The design thinking process is best thought of as a system with 3 overlapping areas: inspiration, ideation, and implementation. Inspiration is the problem or opportunity that motivates the search for solutions. Ideation is the process of idea generation and development. Finally, implementation is the shift from project into permanence.
There are 5 design thinking stages in this system: Empathize, Define, Ideate, Prototype, Test.
Some consider design thinking to be more of a mindset, a way of thinking and looking at things. Defined as such, I find that the most effective educators are then already using design thinking.
Empathize: Who are my students? Where are they coming from? What are their challenges? Their obstacles to learning? What interests them?
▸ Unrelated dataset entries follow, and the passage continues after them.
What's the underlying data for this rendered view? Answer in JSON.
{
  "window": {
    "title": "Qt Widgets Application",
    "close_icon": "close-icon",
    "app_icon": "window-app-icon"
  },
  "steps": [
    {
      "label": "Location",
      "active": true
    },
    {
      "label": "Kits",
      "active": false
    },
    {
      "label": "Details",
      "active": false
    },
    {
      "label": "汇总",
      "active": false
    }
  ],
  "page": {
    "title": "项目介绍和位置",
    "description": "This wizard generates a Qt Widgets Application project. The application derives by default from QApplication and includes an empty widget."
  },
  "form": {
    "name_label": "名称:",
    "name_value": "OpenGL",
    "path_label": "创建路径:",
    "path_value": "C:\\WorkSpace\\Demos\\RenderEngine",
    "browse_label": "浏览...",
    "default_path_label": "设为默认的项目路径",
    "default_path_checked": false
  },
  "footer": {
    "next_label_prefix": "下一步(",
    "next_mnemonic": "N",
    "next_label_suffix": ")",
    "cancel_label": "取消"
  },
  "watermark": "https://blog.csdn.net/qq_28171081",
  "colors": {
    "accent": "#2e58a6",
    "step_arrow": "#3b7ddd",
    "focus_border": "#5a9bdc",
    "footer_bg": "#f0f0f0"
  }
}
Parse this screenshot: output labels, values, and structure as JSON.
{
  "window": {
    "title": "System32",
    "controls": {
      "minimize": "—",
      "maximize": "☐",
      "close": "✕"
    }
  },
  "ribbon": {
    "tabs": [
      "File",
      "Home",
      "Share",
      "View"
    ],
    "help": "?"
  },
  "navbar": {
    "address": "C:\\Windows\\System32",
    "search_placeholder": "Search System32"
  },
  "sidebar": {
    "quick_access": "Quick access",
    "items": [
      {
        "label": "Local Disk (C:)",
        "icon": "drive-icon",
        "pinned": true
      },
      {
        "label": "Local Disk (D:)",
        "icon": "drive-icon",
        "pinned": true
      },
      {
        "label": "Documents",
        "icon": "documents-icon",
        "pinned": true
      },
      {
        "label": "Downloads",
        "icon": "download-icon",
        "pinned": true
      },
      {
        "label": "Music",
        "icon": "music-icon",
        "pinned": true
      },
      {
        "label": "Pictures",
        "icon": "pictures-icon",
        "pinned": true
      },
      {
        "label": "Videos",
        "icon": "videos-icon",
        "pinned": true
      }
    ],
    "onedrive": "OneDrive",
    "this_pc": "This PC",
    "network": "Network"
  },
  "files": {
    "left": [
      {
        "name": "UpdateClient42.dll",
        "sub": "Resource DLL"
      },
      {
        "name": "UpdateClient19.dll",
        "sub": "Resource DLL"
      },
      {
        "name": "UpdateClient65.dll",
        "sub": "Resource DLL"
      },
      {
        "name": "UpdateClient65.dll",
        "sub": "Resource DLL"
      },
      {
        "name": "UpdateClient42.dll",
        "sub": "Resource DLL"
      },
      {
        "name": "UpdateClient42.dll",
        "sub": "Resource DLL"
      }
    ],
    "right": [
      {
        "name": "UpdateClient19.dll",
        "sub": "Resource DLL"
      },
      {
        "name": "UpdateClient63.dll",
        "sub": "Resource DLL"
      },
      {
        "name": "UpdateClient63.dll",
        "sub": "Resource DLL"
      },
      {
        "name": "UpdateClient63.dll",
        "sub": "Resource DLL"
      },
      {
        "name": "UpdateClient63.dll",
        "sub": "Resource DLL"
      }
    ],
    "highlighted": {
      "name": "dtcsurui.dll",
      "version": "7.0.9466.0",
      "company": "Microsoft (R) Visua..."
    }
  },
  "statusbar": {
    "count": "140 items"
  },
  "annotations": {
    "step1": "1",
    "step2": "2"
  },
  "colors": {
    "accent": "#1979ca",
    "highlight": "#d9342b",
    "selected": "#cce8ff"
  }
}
Define: How can I really engage them in lessons so that they fully understand what they are learning?
Ideate: How can I innovate a lesson? What if instead of just reading a historical text, we watch a documentary? If we enacted a scene, created a tableau or diorama? What if we identify modern-day examples of the same conflict, study cause and effect of events, etc.?
Prototype: How can I fold in some of these new ideas and create a rollout plan for each prototype? How do I determine what resonates best with your students?
Test: How can I get feedback from my students, colleagues, and other stakeholders? How can they help me determine what should be integrated more consistently in your curriculum?
At The Leadership Program, it is critical to implement design thinking in our after school and in-class services. Design thinking is also integral to our leadership training and development. As a partner to the schools we serve, our goal is to support the services and structure that already exist within a school community as well as try to fulfill programming gaps. Most of the time that means learning about the characteristics, challenges, and core of a community (empathize); identifying why they need our specific services and support (define); collaborating and creating possible solutions for the community’s problems (ideate and prototype); and implement, evaluate and repeat (test) until we can measure effectiveness and success.
Sound familiar? If so, then you are already beginning to apply design thinking in your classroom. Stay tuned for upcoming newsletters; we’ll be getting into deep dives of each step in the design thinking process.